What the task requires
Each record, exactly as written, should be printed again.

Task material
++++++++++++++++++++
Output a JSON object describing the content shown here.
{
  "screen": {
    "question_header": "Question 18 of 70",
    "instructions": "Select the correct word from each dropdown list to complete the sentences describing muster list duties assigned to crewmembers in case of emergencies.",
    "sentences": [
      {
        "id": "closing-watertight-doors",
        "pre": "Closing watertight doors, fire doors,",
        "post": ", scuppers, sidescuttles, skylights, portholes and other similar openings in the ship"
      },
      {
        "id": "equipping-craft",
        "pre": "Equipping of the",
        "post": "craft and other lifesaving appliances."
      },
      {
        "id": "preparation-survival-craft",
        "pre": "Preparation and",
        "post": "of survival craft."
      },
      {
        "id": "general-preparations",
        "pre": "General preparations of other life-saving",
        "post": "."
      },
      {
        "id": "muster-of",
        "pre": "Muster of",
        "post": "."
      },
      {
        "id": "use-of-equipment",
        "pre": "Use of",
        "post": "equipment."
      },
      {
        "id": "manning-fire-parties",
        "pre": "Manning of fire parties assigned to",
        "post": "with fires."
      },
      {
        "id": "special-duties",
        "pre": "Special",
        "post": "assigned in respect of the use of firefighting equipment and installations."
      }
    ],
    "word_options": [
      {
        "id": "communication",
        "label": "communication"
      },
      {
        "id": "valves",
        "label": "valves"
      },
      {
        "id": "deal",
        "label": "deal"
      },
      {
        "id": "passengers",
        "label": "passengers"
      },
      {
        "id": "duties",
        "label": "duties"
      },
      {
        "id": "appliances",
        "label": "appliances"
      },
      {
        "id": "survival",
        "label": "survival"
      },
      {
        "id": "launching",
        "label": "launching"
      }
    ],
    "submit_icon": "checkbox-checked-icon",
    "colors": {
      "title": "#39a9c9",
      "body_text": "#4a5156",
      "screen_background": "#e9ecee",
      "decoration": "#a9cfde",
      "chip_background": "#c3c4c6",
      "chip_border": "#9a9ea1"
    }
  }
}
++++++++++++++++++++
Written response
Output a JSON object describing the content shown here.
{
  "screen": {
    "question_header": "Question 18 of 70",
    "instructions": "Select the correct word from each dropdown list to complete the sentences describing muster list duties assigned to crewmembers in case of emergencies.",
    "sentences": [
      {
        "id": "closing-watertight-doors",
        "pre": "Closing watertight doors, fire doors,",
        "post": ", scuppers, sidescuttles, skylights, portholes and other similar openings in the ship"
      },
      {
        "id": "equipping-craft",
        "pre": "Equipping of the",
        "post": "craft and other lifesaving appliances."
      },
      {
        "id": "preparation-survival-craft",
        "pre": "Preparation and",
        "post": "of survival craft."
      },
      {
        "id": "general-preparations",
        "pre": "General preparations of other life-saving",
        "post": "."
      },
      {
        "id": "muster-of",
        "pre": "Muster of",
        "post": "."
      },
      {
        "id": "use-of-equipment",
        "pre": "Use of",
        "post": "equipment."
      },
      {
        "id": "manning-fire-parties",
        "pre": "Manning of fire parties assigned to",
        "post": "with fires."
      },
      {
        "id": "special-duties",
        "pre": "Special",
        "post": "assigned in respect of the use of firefighting equipment and installations."
      }
    ],
    "word_options": [
      {
        "id": "communication",
        "label": "communication"
      },
      {
        "id": "valves",
        "label": "valves"
      },
      {
        "id": "deal",
        "label": "deal"
      },
      {
        "id": "passengers",
        "label": "passengers"
      },
      {
        "id": "duties",
        "label": "duties"
      },
      {
        "id": "appliances",
        "label": "appliances"
      },
      {
        "id": "survival",
        "label": "survival"
      },
      {
        "id": "launching",
        "label": "launching"
      }
    ],
    "submit_icon": "checkbox-checked-icon",
    "colors": {
      "title": "#39a9c9",
      "body_text": "#4a5156",
      "screen_background": "#e9ecee",
      "decoration": "#a9cfde",
      "chip_background": "#c3c4c6",
      "chip_border": "#9a9ea1"
    }
  }
}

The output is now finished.